(Data extracted from a collection)
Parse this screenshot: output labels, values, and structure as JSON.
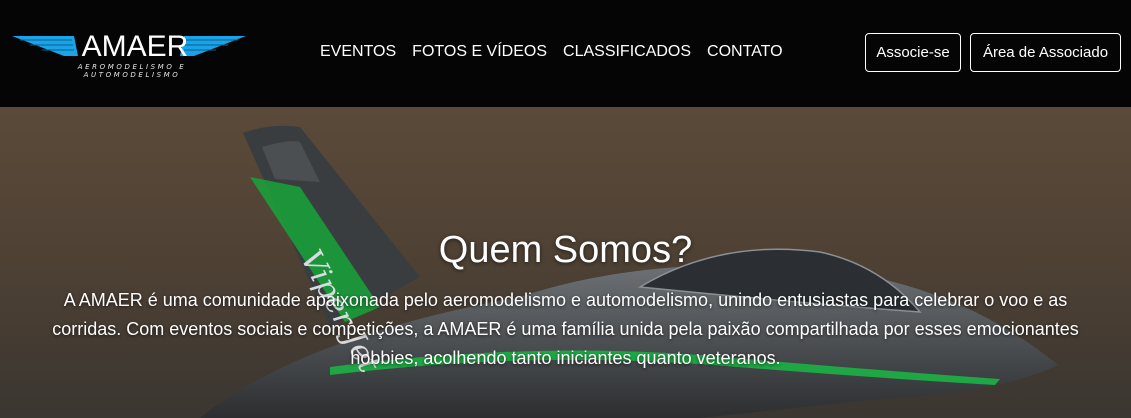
{
  "brand": {
    "name": "AMAER",
    "tagline": "AEROMODELISMO E AUTOMODELISMO",
    "wing_color": "#1aa3e8"
  },
  "nav": {
    "items": [
      "EVENTOS",
      "FOTOS E VÍDEOS",
      "CLASSIFICADOS",
      "CONTATO"
    ]
  },
  "actions": {
    "join_label": "Associe-se",
    "member_area_label": "Área de Associado"
  },
  "hero": {
    "title": "Quem Somos?",
    "text": "A AMAER é uma comunidade apaixonada pelo aeromodelismo e automodelismo, unindo entusiastas para celebrar o voo e as corridas. Com eventos sociais e competições, a AMAER é uma família unida pela paixão compartilhada por esses emocionantes hobbies, acolhendo tanto iniciantes quanto veteranos.",
    "jet_tail_text": "Viper Jet"
  }
}
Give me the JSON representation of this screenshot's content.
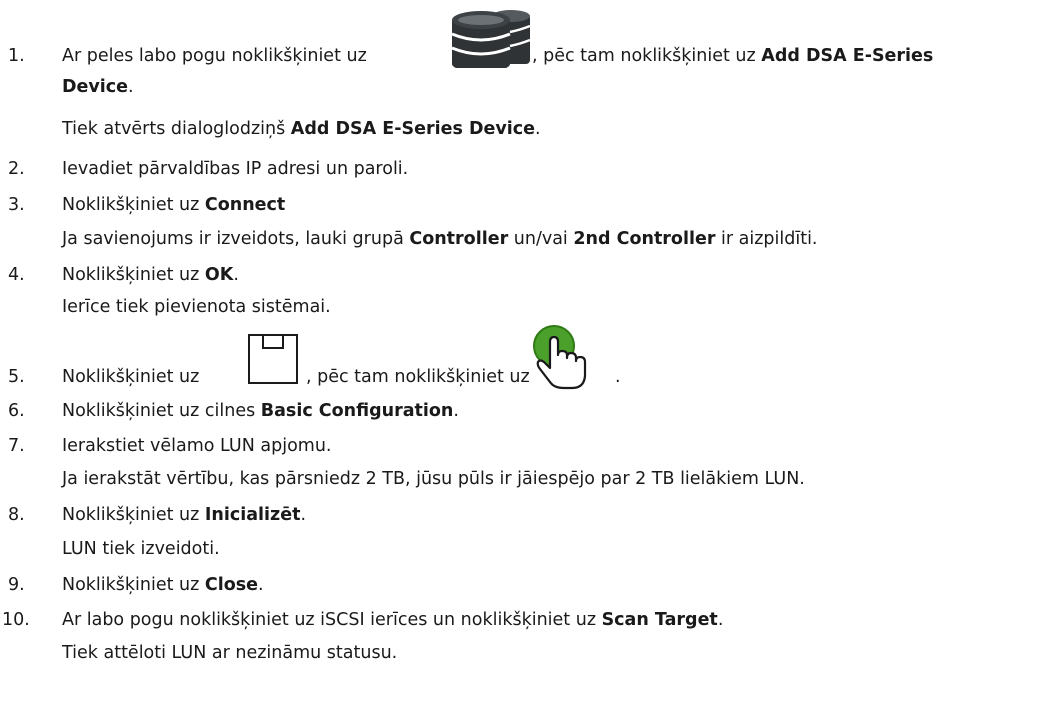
{
  "steps": [
    {
      "num": "1.",
      "l1_a": "Ar peles labo pogu noklikšķiniet uz",
      "l1_b": ", pēc tam noklikšķiniet uz ",
      "l1_bold": "Add DSA E-Series",
      "l2_bold": "Device",
      "l2_end": ".",
      "l3_a": "Tiek atvērts dialoglodziņš ",
      "l3_bold": "Add DSA E-Series Device",
      "l3_end": ".",
      "icon": "storage-database-icon"
    },
    {
      "num": "2.",
      "text": "Ievadiet pārvaldības IP adresi un paroli."
    },
    {
      "num": "3.",
      "l1_a": "Noklikšķiniet uz ",
      "l1_bold": "Connect",
      "l2_a": "Ja savienojums ir izveidots, lauki grupā ",
      "l2_bold1": "Controller",
      "l2_mid": " un/vai ",
      "l2_bold2": "2nd Controller",
      "l2_end": " ir aizpildīti."
    },
    {
      "num": "4.",
      "l1_a": "Noklikšķiniet uz ",
      "l1_bold": "OK",
      "l1_end": ".",
      "l2": "Ierīce tiek pievienota sistēmai."
    },
    {
      "num": "5.",
      "l1_a": "Noklikšķiniet uz",
      "l1_b": ", pēc tam noklikšķiniet uz",
      "l1_end": ".",
      "icon1": "save-icon",
      "icon2": "activate-hand-icon"
    },
    {
      "num": "6.",
      "l1_a": "Noklikšķiniet uz cilnes ",
      "l1_bold": "Basic Configuration",
      "l1_end": "."
    },
    {
      "num": "7.",
      "l1": "Ierakstiet vēlamo LUN apjomu.",
      "l2": "Ja ierakstāt vērtību, kas pārsniedz 2 TB, jūsu pūls ir jāiespējo par 2 TB lielākiem LUN."
    },
    {
      "num": "8.",
      "l1_a": "Noklikšķiniet uz ",
      "l1_bold": "Inicializēt",
      "l1_end": ".",
      "l2": "LUN tiek izveidoti."
    },
    {
      "num": "9.",
      "l1_a": "Noklikšķiniet uz ",
      "l1_bold": "Close",
      "l1_end": "."
    },
    {
      "num": "10.",
      "l1_a": "Ar labo pogu noklikšķiniet uz iSCSI ierīces un noklikšķiniet uz ",
      "l1_bold": "Scan Target",
      "l1_end": ".",
      "l2": "Tiek attēloti LUN ar nezināmu statusu."
    }
  ]
}
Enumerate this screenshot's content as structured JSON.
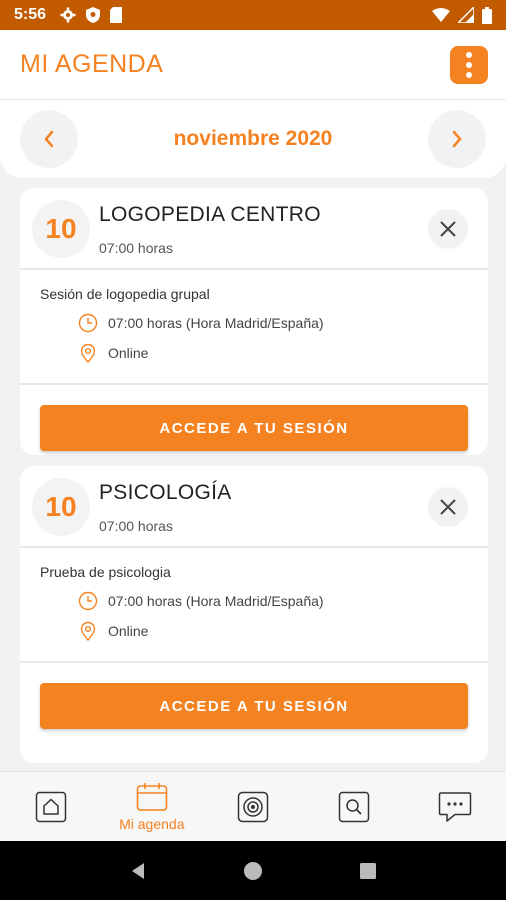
{
  "status_bar": {
    "time": "5:56"
  },
  "header": {
    "title": "MI AGENDA"
  },
  "month_nav": {
    "prev": "‹",
    "next": "›",
    "month": "noviembre 2020"
  },
  "sessions": [
    {
      "day": "10",
      "title": "LOGOPEDIA CENTRO",
      "time": "07:00 horas",
      "description": "Sesión de logopedia grupal",
      "time_detail": "07:00 horas (Hora Madrid/España)",
      "location": "Online",
      "button": "ACCEDE A TU SESIÓN"
    },
    {
      "day": "10",
      "title": "PSICOLOGÍA",
      "time": "07:00 horas",
      "description": "Prueba de psicologia",
      "time_detail": "07:00 horas (Hora Madrid/España)",
      "location": "Online",
      "button": "ACCEDE A TU SESIÓN"
    }
  ],
  "bottom_nav": {
    "items": [
      {
        "icon": "home-icon",
        "label": ""
      },
      {
        "icon": "calendar-icon",
        "label": "Mi agenda",
        "active": true
      },
      {
        "icon": "target-icon",
        "label": ""
      },
      {
        "icon": "search-icon",
        "label": ""
      },
      {
        "icon": "chat-icon",
        "label": ""
      }
    ]
  },
  "colors": {
    "accent": "#f58220",
    "status_bar": "#c25a00"
  }
}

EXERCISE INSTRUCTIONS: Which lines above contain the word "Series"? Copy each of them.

FINISHED TASK:
      "l1_bold": "Add DSA E-Series",
      "l3_bold": "Add DSA E-Series Device",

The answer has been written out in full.